(Entries from a dataset of interfaces)
Start of Block
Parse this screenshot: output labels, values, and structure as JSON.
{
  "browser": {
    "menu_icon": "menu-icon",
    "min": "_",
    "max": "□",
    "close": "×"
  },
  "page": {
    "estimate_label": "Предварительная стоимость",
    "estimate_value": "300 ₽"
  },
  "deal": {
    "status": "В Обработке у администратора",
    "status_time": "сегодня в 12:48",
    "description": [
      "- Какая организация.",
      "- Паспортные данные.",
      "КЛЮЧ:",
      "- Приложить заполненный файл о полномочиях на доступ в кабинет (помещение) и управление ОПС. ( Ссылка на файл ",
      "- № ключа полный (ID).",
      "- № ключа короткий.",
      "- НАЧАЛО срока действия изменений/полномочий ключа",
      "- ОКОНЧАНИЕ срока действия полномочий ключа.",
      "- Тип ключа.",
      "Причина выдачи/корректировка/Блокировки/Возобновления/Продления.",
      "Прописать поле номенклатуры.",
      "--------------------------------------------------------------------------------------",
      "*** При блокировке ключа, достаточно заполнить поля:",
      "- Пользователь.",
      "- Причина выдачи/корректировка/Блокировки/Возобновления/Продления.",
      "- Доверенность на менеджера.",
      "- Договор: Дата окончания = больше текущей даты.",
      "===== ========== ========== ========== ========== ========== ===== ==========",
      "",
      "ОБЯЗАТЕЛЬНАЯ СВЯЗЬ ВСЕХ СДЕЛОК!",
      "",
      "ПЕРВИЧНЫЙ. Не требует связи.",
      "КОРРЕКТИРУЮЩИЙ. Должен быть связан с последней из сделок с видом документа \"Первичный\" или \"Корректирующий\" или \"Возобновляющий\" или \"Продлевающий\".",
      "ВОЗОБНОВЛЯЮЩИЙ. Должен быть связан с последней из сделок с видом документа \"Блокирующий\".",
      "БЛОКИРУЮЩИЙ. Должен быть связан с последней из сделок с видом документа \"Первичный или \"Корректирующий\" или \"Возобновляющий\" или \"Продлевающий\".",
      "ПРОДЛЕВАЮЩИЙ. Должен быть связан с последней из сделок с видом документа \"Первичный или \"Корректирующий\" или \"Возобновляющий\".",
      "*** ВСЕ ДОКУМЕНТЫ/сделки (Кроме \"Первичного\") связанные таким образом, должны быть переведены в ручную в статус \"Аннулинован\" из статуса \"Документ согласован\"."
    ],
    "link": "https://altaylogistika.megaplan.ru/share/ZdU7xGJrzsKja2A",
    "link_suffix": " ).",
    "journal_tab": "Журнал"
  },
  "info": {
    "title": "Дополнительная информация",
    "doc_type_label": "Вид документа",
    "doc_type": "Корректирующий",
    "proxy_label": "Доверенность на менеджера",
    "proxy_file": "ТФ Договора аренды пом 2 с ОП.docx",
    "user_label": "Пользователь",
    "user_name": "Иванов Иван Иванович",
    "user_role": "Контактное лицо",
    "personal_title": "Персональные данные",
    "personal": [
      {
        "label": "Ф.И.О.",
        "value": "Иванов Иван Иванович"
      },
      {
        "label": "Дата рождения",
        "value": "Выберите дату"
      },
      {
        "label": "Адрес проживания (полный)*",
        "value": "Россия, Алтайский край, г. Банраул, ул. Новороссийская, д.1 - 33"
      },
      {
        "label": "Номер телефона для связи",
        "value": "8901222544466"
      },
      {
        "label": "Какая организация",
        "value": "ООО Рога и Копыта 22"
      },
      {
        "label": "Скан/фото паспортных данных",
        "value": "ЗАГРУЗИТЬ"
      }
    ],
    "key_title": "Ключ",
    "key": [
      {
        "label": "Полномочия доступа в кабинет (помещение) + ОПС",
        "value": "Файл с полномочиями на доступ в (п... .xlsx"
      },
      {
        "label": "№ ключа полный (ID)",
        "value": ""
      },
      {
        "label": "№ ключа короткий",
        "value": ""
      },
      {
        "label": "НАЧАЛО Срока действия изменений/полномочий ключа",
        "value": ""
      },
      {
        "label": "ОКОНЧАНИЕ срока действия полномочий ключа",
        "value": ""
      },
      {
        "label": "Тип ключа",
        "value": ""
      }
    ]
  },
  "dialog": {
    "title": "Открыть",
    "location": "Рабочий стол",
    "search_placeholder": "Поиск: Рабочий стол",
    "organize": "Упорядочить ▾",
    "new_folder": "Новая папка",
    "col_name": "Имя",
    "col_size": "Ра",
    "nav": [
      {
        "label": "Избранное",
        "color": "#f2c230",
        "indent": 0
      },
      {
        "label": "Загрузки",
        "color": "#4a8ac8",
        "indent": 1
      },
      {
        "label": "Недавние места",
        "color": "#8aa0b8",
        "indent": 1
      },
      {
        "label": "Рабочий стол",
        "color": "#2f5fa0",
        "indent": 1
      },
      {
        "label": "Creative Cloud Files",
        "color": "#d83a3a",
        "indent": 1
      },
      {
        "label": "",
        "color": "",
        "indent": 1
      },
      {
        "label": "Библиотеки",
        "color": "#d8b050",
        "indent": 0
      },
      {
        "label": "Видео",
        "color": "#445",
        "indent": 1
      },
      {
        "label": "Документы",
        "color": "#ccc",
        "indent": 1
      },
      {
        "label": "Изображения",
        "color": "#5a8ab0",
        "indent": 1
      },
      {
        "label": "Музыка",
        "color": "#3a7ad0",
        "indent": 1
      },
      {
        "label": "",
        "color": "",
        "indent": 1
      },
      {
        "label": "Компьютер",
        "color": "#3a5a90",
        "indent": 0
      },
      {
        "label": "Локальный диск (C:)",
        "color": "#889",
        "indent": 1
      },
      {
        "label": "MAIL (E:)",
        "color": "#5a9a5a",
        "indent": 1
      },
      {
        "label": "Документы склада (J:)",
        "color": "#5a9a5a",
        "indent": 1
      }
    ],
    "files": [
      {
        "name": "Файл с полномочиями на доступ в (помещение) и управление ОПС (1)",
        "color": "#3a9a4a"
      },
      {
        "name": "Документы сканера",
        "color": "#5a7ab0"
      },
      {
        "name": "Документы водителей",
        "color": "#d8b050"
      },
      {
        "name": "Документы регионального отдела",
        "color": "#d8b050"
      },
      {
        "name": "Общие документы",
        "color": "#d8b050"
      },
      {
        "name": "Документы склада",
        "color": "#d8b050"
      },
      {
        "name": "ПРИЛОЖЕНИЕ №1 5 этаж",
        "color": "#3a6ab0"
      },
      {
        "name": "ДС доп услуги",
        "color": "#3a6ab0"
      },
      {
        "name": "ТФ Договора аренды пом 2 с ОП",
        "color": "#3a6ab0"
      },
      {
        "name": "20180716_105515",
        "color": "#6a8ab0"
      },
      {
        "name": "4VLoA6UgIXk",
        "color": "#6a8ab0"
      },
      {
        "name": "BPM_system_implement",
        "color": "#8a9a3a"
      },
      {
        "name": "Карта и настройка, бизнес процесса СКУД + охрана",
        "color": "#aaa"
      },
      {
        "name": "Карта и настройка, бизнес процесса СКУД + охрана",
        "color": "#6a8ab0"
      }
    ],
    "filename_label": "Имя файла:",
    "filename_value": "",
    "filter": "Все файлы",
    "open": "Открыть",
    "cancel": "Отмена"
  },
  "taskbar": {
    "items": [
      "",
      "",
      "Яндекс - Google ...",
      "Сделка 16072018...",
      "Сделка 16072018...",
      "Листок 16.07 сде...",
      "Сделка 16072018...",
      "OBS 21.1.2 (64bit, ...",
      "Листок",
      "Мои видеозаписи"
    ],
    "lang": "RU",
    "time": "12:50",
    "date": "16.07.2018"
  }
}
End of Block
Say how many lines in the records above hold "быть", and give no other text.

5